Since the AGC flew with imperfect software, the solution was extensive astronaut training in simulators. To complete a mission, some 10,500 DSKY keystrokes were required. Still, the astronauts reported that interacting with the AGC was intuitive and simple, even remarking that incorrect keystrokes "just felt wrong." The AGC could also receive commands from earth-based computers via a telemetry channel, allowing in-flight adjustments to be made. Lastly, the mission could also be flown using two other on-board systems an inertial navigation unit and an optical one.

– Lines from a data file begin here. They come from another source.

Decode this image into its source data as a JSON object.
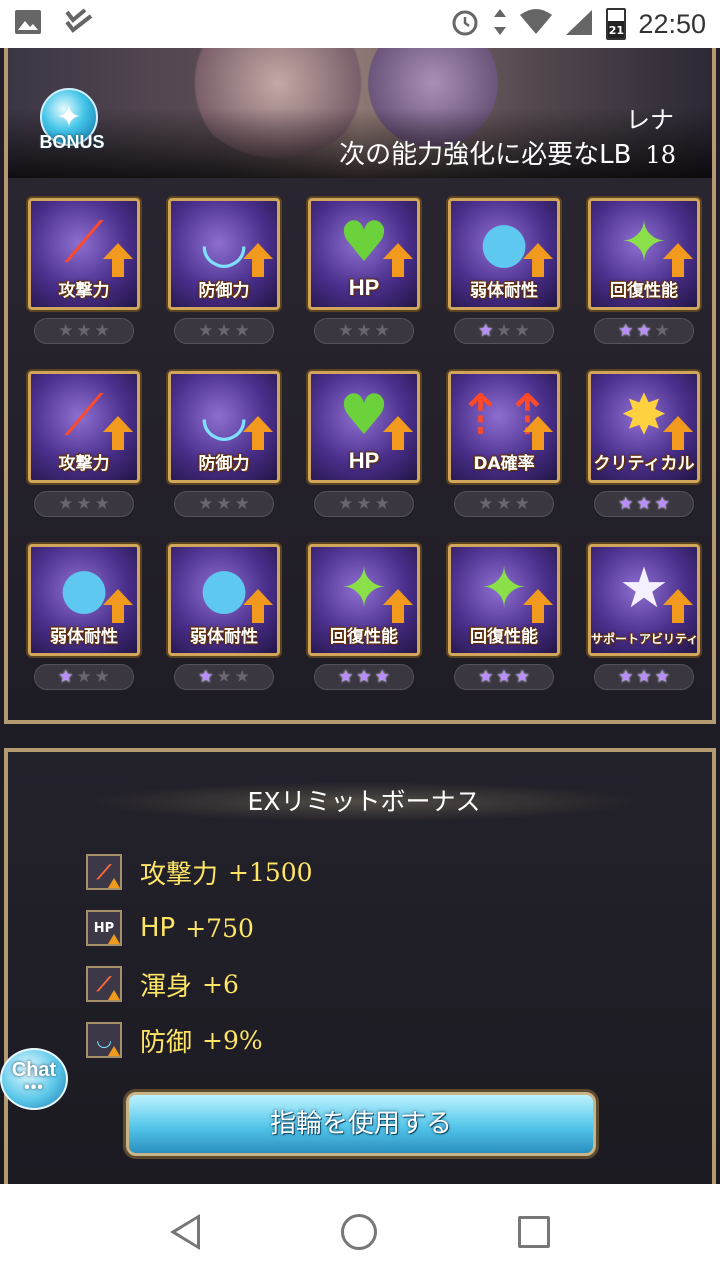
{
  "status_bar": {
    "time": "22:50",
    "battery_level": "21",
    "icons": [
      "gallery-icon",
      "check-icon",
      "alarm-icon",
      "data-arrows-icon",
      "wifi-icon",
      "signal-icon",
      "battery-charging-icon"
    ]
  },
  "header": {
    "bonus_label": "BONUS",
    "character_name": "レナ",
    "lb_requirement_label": "次の能力強化に必要なLB",
    "lb_requirement_value": "18"
  },
  "skills": [
    {
      "label": "攻撃力",
      "icon": "sword-icon",
      "stars": 0
    },
    {
      "label": "防御力",
      "icon": "shield-icon",
      "stars": 0
    },
    {
      "label": "HP",
      "icon": "heart-icon",
      "stars": 0
    },
    {
      "label": "弱体耐性",
      "icon": "debuff-resist-icon",
      "stars": 1
    },
    {
      "label": "回復性能",
      "icon": "sparkle-icon",
      "stars": 2
    },
    {
      "label": "攻撃力",
      "icon": "sword-icon",
      "stars": 0
    },
    {
      "label": "防御力",
      "icon": "shield-icon",
      "stars": 0
    },
    {
      "label": "HP",
      "icon": "heart-icon",
      "stars": 0
    },
    {
      "label": "DA確率",
      "icon": "double-attack-icon",
      "stars": 0
    },
    {
      "label": "クリティカル",
      "icon": "critical-burst-icon",
      "stars": 3
    },
    {
      "label": "弱体耐性",
      "icon": "debuff-resist-icon",
      "stars": 1
    },
    {
      "label": "弱体耐性",
      "icon": "debuff-resist-icon",
      "stars": 1
    },
    {
      "label": "回復性能",
      "icon": "sparkle-icon",
      "stars": 3
    },
    {
      "label": "回復性能",
      "icon": "sparkle-icon",
      "stars": 3
    },
    {
      "label": "サポートアビリティ",
      "icon": "support-star-icon",
      "stars": 3
    }
  ],
  "ex_bonus": {
    "title": "EXリミットボーナス",
    "items": [
      {
        "name": "攻撃力",
        "value": "+1500",
        "icon": "attack-up-icon"
      },
      {
        "name": "HP",
        "value": "+750",
        "icon": "hp-up-icon"
      },
      {
        "name": "渾身",
        "value": "+6",
        "icon": "stamina-up-icon"
      },
      {
        "name": "防御",
        "value": "+9%",
        "icon": "defense-up-icon"
      }
    ]
  },
  "chat_button_label": "Chat",
  "ring_button_label": "指輪を使用する",
  "colors": {
    "frame_gold": "#d1a65a",
    "tile_purple": "#4a2f8c",
    "star_on": "#b98cff",
    "bonus_text": "#ffe566",
    "button_cyan": "#54c6ea"
  }
}
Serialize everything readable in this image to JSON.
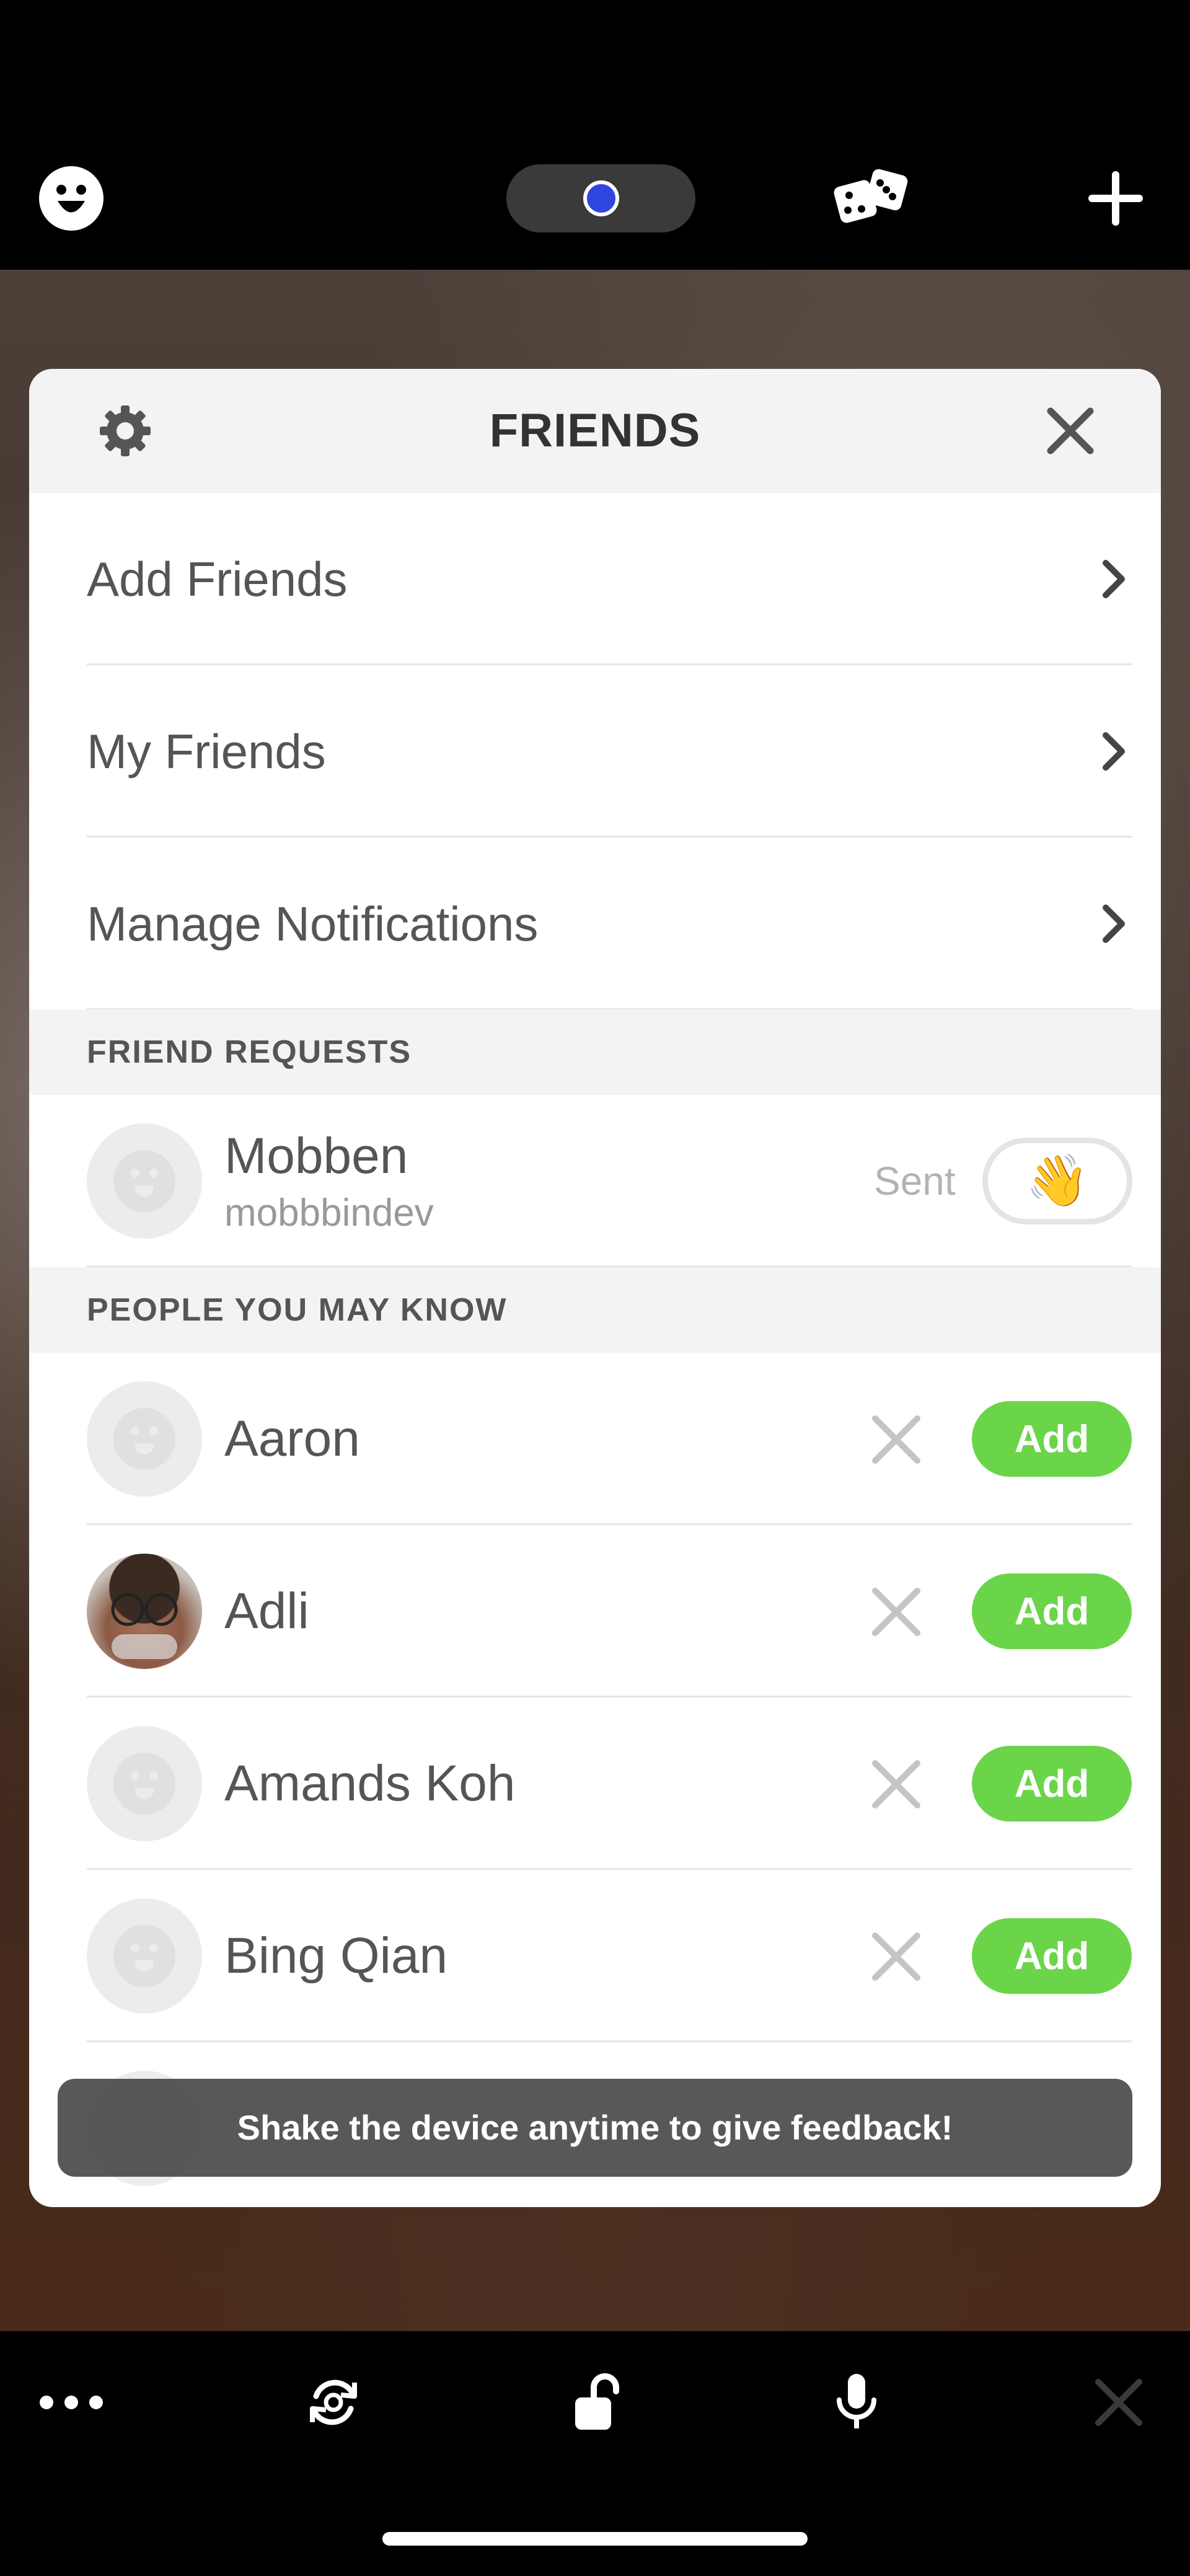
{
  "modal": {
    "title": "FRIENDS",
    "menu_items": [
      {
        "label": "Add Friends"
      },
      {
        "label": "My Friends"
      },
      {
        "label": "Manage Notifications"
      }
    ]
  },
  "friend_requests": {
    "header": "FRIEND REQUESTS",
    "items": [
      {
        "name": "Mobben",
        "username": "mobbbindev",
        "status": "Sent",
        "action_emoji": "👋"
      }
    ]
  },
  "people_you_may_know": {
    "header": "PEOPLE YOU MAY KNOW",
    "add_label": "Add",
    "items": [
      {
        "name": "Aaron",
        "avatar": "default"
      },
      {
        "name": "Adli",
        "avatar": "photo"
      },
      {
        "name": "Amands Koh",
        "avatar": "default"
      },
      {
        "name": "Bing Qian",
        "avatar": "default"
      }
    ]
  },
  "toast": {
    "text": "Shake the device anytime to give feedback!"
  },
  "colors": {
    "accent_green": "#6bd54a",
    "record_dot": "#2f46e0"
  },
  "icons": {
    "top": [
      "smiley-face-icon",
      "record-dot-icon",
      "dice-icon",
      "plus-icon"
    ],
    "bottom": [
      "more-dots-icon",
      "switch-camera-icon",
      "unlock-icon",
      "microphone-icon",
      "close-icon"
    ]
  }
}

It's a frequently cited truth that the space program resulted in the accelerated development of integrated circuitry. It was the AGC more than any other single part of this program that drove IC development, an observation Eldon Hall makes in his book Journey to the Moon. In fact, in the early stages, a significant proportion of all ICs manufactured in the world were going to the AGC. Computationally, the AGC was behind contemporary technology by the time of Apollo 11, but this is a common feature of space programs that have multi-year timetables and systems of extreme complexity. In October of 1969, the computer industry journal, Datamation, noted that DEC's PDP-11 was much more powerful than the AGC, but this is beside the point. Simpler systems are inherently easier to program, maintain, and fail less often. As Gordon Bell, father of the minicomputer at DEC has often noted: "The most reliable components are the ones you leave out." The Apollo Guidance Computer program was a landmark both in terms of hardware design and software management and laid the foundation for SpaceLab and Shuttle computer systems development. The speed, power, and size requirements for the AGC drove an entire industry that was just taking its first steps along the breathtaking curve of Moore's Law.